Items from an interface collection:
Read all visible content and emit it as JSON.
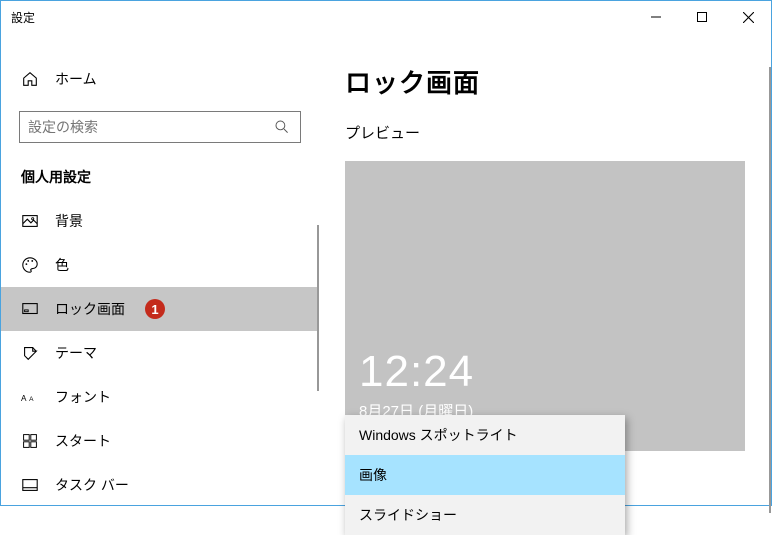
{
  "window": {
    "title": "設定"
  },
  "sidebar": {
    "home": "ホーム",
    "search_placeholder": "設定の検索",
    "section": "個人用設定",
    "items": [
      {
        "label": "背景"
      },
      {
        "label": "色"
      },
      {
        "label": "ロック画面",
        "badge": "1",
        "active": true
      },
      {
        "label": "テーマ"
      },
      {
        "label": "フォント"
      },
      {
        "label": "スタート"
      },
      {
        "label": "タスク バー"
      }
    ]
  },
  "content": {
    "title": "ロック画面",
    "preview_label": "プレビュー",
    "preview": {
      "time": "12:24",
      "date": "8月27日 (月曜日)"
    },
    "dropdown": {
      "options": [
        {
          "label": "Windows スポットライト"
        },
        {
          "label": "画像",
          "selected": true
        },
        {
          "label": "スライドショー"
        }
      ]
    }
  }
}
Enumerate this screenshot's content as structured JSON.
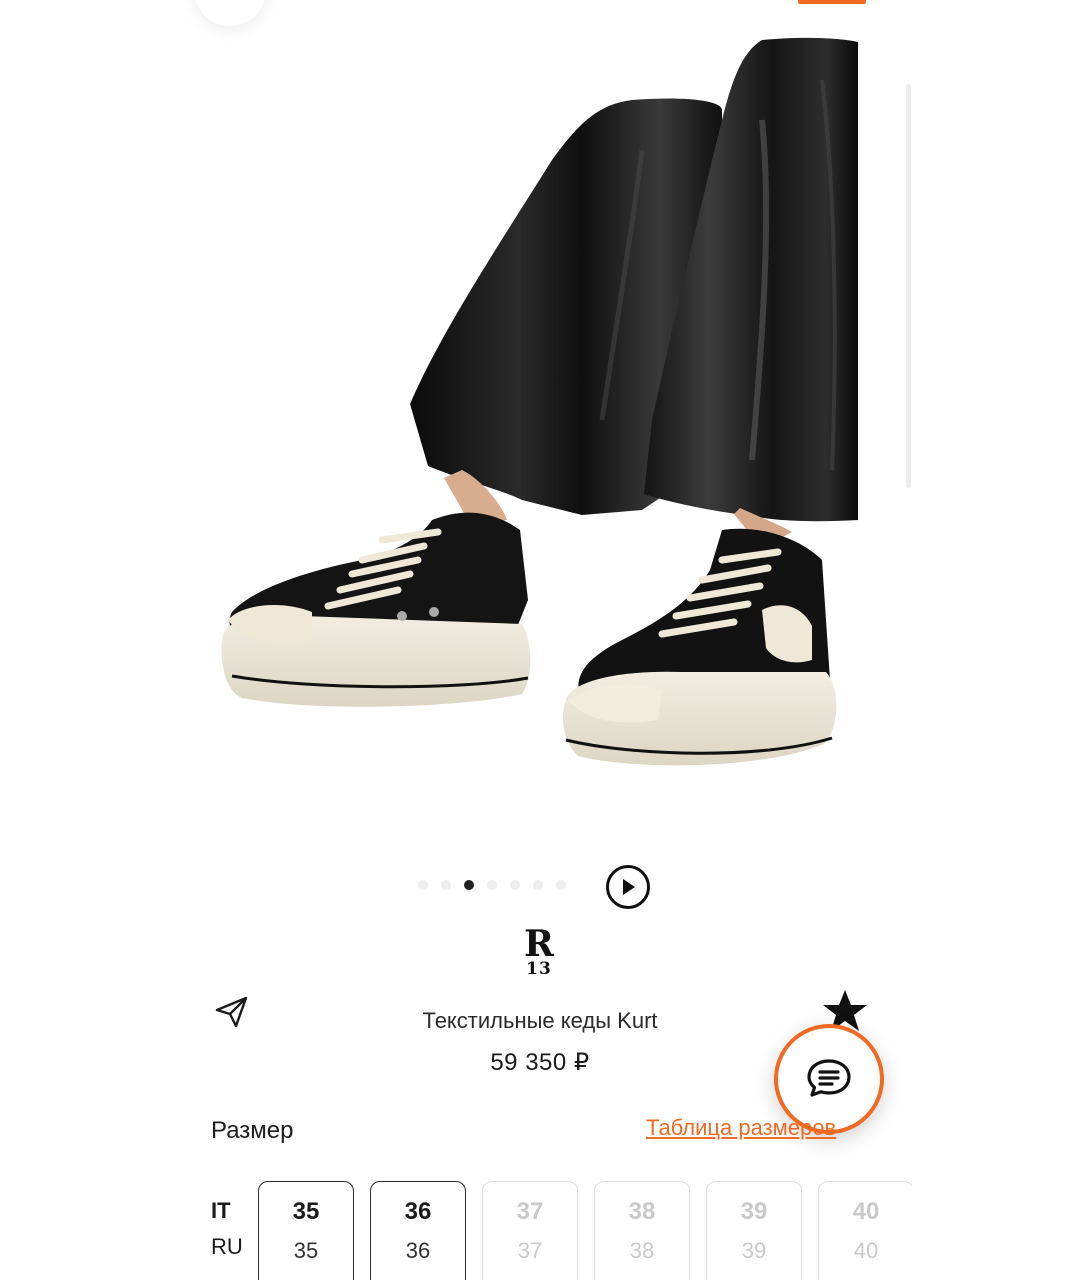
{
  "product": {
    "brand_logo_top": "R",
    "brand_logo_bottom": "13",
    "title": "Текстильные кеды Kurt",
    "price": "59 350 ₽"
  },
  "gallery": {
    "slide_count": 7,
    "active_slide": 3
  },
  "size_section": {
    "label": "Размер",
    "size_table_link": "Таблица размеров",
    "system_primary": "IT",
    "system_secondary": "RU",
    "sizes": [
      {
        "it": "35",
        "ru": "35",
        "available": true
      },
      {
        "it": "36",
        "ru": "36",
        "available": true
      },
      {
        "it": "37",
        "ru": "37",
        "available": false
      },
      {
        "it": "38",
        "ru": "38",
        "available": false
      },
      {
        "it": "39",
        "ru": "39",
        "available": false
      },
      {
        "it": "40",
        "ru": "40",
        "available": false
      }
    ]
  },
  "icons": {
    "share": "paper-plane-icon",
    "favorite": "star-icon",
    "chat": "chat-bubble-icon",
    "play": "play-icon"
  },
  "colors": {
    "accent": "#f26a21",
    "text": "#222222",
    "disabled": "#c9c9c9"
  }
}
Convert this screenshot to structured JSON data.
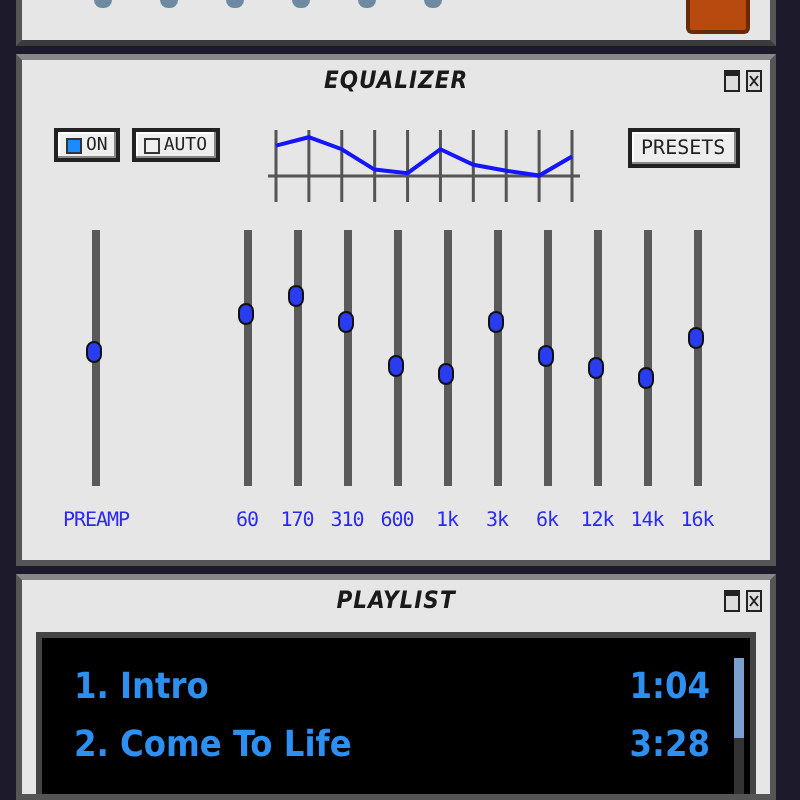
{
  "equalizer": {
    "title": "EQUALIZER",
    "on_button": {
      "label": "ON",
      "checked": true
    },
    "auto_button": {
      "label": "AUTO",
      "checked": false
    },
    "presets_button": {
      "label": "PRESETS"
    },
    "preamp": {
      "label": "PREAMP",
      "level": 0.52
    },
    "bands": [
      {
        "label": "60",
        "level": 0.67
      },
      {
        "label": "170",
        "level": 0.74
      },
      {
        "label": "310",
        "level": 0.64
      },
      {
        "label": "600",
        "level": 0.47
      },
      {
        "label": "1k",
        "level": 0.44
      },
      {
        "label": "3k",
        "level": 0.64
      },
      {
        "label": "6k",
        "level": 0.51
      },
      {
        "label": "12k",
        "level": 0.46
      },
      {
        "label": "14k",
        "level": 0.42
      },
      {
        "label": "16k",
        "level": 0.58
      }
    ]
  },
  "playlist": {
    "title": "PLAYLIST",
    "tracks": [
      {
        "number": "1.",
        "title": "Intro",
        "duration": "1:04"
      },
      {
        "number": "2.",
        "title": "Come To Life",
        "duration": "3:28"
      }
    ]
  }
}
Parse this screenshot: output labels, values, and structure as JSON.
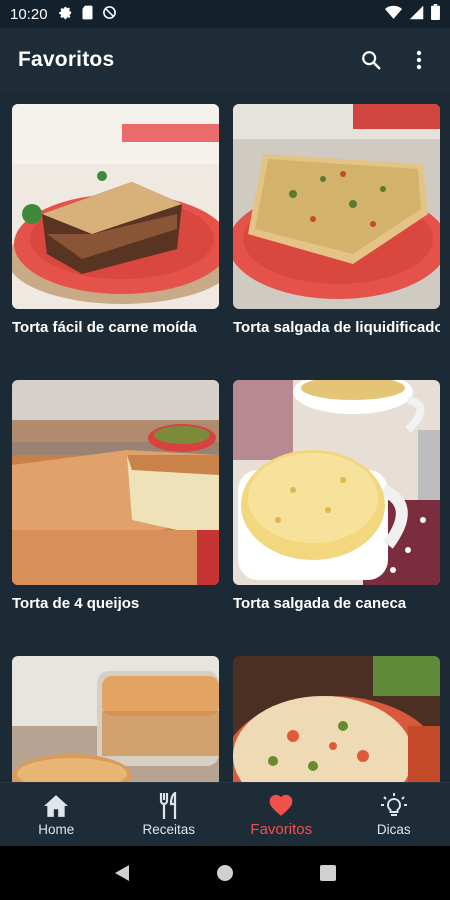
{
  "status_bar": {
    "time": "10:20",
    "left_icons": [
      "gear-icon",
      "sim-card-icon",
      "no-data-icon"
    ],
    "right_icons": [
      "wifi-icon",
      "signal-icon",
      "battery-icon"
    ]
  },
  "app_bar": {
    "title": "Favoritos",
    "actions": [
      "search-icon",
      "more-vert-icon"
    ]
  },
  "recipes": [
    {
      "title": "Torta fácil de carne moída"
    },
    {
      "title": "Torta salgada de liquidificador"
    },
    {
      "title": "Torta de 4 queijos"
    },
    {
      "title": "Torta salgada de caneca"
    },
    {
      "title": ""
    },
    {
      "title": ""
    }
  ],
  "bottom_nav": {
    "items": [
      {
        "label": "Home",
        "icon": "home-icon"
      },
      {
        "label": "Receitas",
        "icon": "utensils-icon"
      },
      {
        "label": "Favoritos",
        "icon": "heart-icon"
      },
      {
        "label": "Dicas",
        "icon": "lightbulb-icon"
      }
    ],
    "active": "Favoritos"
  },
  "colors": {
    "background": "#1c2a35",
    "app_bar": "#1e2c37",
    "accent": "#f0524b"
  }
}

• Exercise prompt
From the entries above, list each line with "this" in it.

• Expected output
Enumerate this screenshot's content as structured JSON.
Convert this screenshot to structured JSON data.
Parse this screenshot: output labels, values, and structure as JSON.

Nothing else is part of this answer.